- _Problem description_
Among the entries below, count the lines that contain the word "title". Write down only the total.

- _Source records_
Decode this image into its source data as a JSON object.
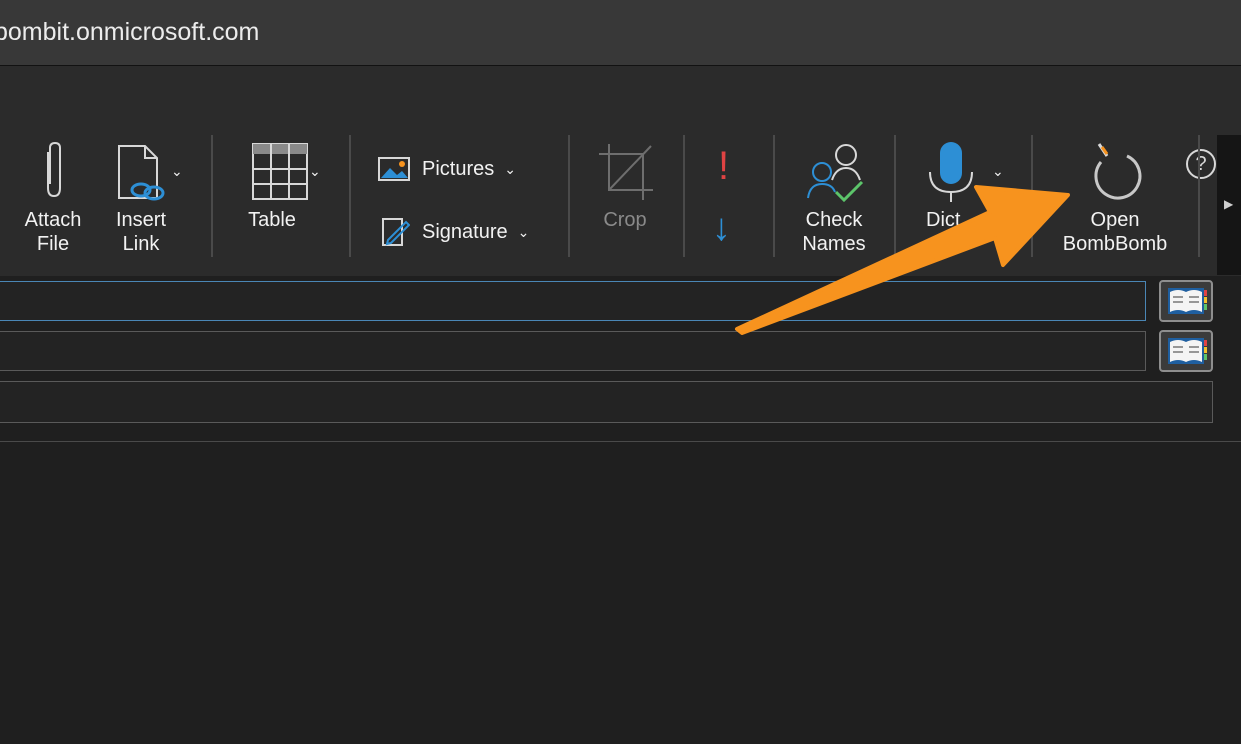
{
  "window": {
    "title": "bombit.onmicrosoft.com"
  },
  "ribbon": {
    "help_label": "?",
    "attach": {
      "label": "Attach\nFile"
    },
    "insert_link": {
      "label": "Insert\nLink"
    },
    "table": {
      "label": "Table"
    },
    "pictures": {
      "label": "Pictures"
    },
    "signature": {
      "label": "Signature"
    },
    "crop": {
      "label": "Crop"
    },
    "priority_high_glyph": "!",
    "priority_low_glyph": "↓",
    "check_names": {
      "label": "Check\nNames"
    },
    "dictate": {
      "label": "Dict"
    },
    "open_bombbomb": {
      "label": "Open\nBombBomb"
    },
    "more_glyph": "▶"
  },
  "fields": [
    {
      "value": ""
    },
    {
      "value": ""
    },
    {
      "value": ""
    }
  ],
  "colors": {
    "accent_arrow": "#f7931e",
    "brand_blue": "#2d8fd5"
  }
}
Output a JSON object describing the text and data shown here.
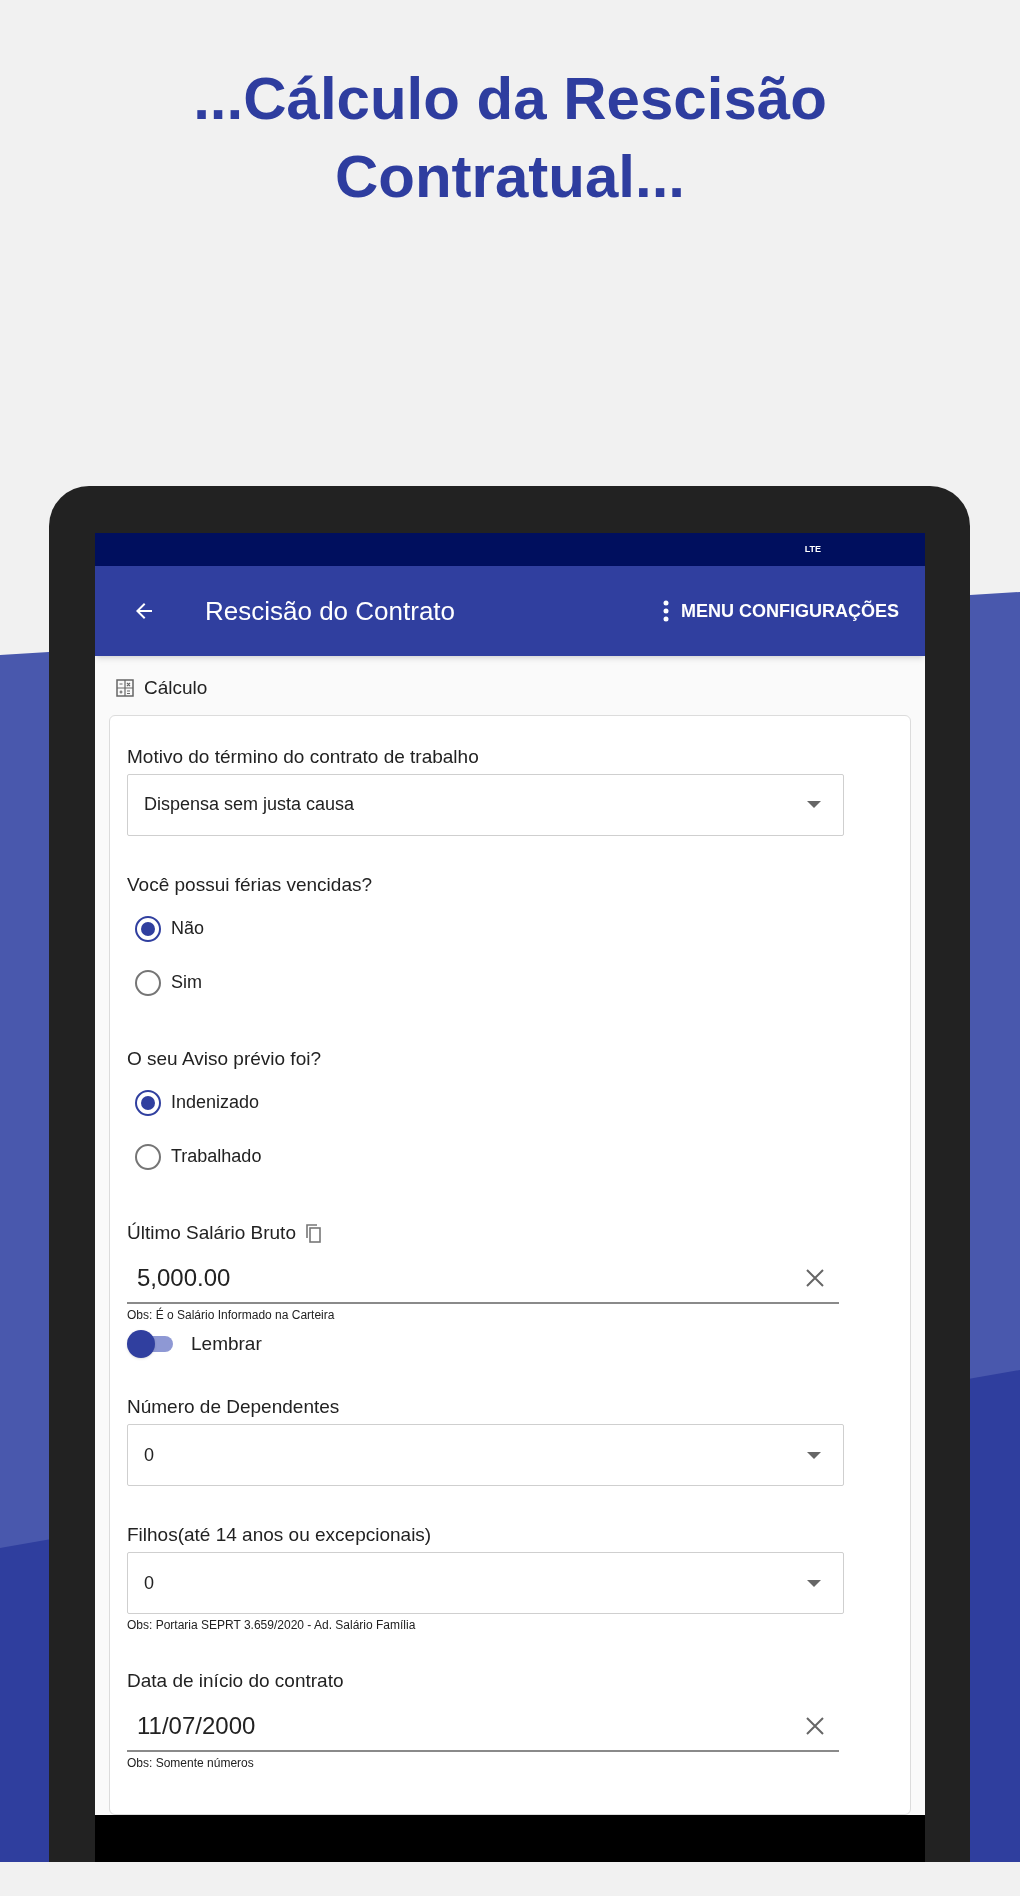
{
  "headline_lines": [
    "...Cálculo da Rescisão",
    "Contratual..."
  ],
  "status_bar": {
    "network": "LTE"
  },
  "app_bar": {
    "title": "Rescisão do Contrato",
    "menu_label": "MENU CONFIGURAÇÕES"
  },
  "section": {
    "title": "Cálculo"
  },
  "fields": [
    {
      "kind": "select",
      "label": "Motivo do término do contrato de trabalho",
      "value": "Dispensa sem justa causa"
    },
    {
      "kind": "radio",
      "label": "Você possui férias vencidas?",
      "options": [
        {
          "label": "Não",
          "selected": true
        },
        {
          "label": "Sim",
          "selected": false
        }
      ]
    },
    {
      "kind": "radio",
      "label": "O seu Aviso prévio foi?",
      "options": [
        {
          "label": "Indenizado",
          "selected": true
        },
        {
          "label": "Trabalhado",
          "selected": false
        }
      ]
    },
    {
      "kind": "text",
      "label": "Último Salário Bruto",
      "copy_icon": true,
      "value": "5,000.00",
      "hint": "Obs: É o Salário Informado na Carteira"
    },
    {
      "kind": "switch",
      "label": "Lembrar",
      "on": false
    },
    {
      "kind": "select",
      "label": "Número de Dependentes",
      "value": "0"
    },
    {
      "kind": "select",
      "label": "Filhos(até 14 anos ou excepcionais)",
      "value": "0",
      "hint": "Obs: Portaria SEPRT 3.659/2020 - Ad. Salário Família"
    },
    {
      "kind": "text",
      "label": "Data de início do contrato",
      "value": "11/07/2000",
      "hint": "Obs: Somente números"
    }
  ]
}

- _Response_
3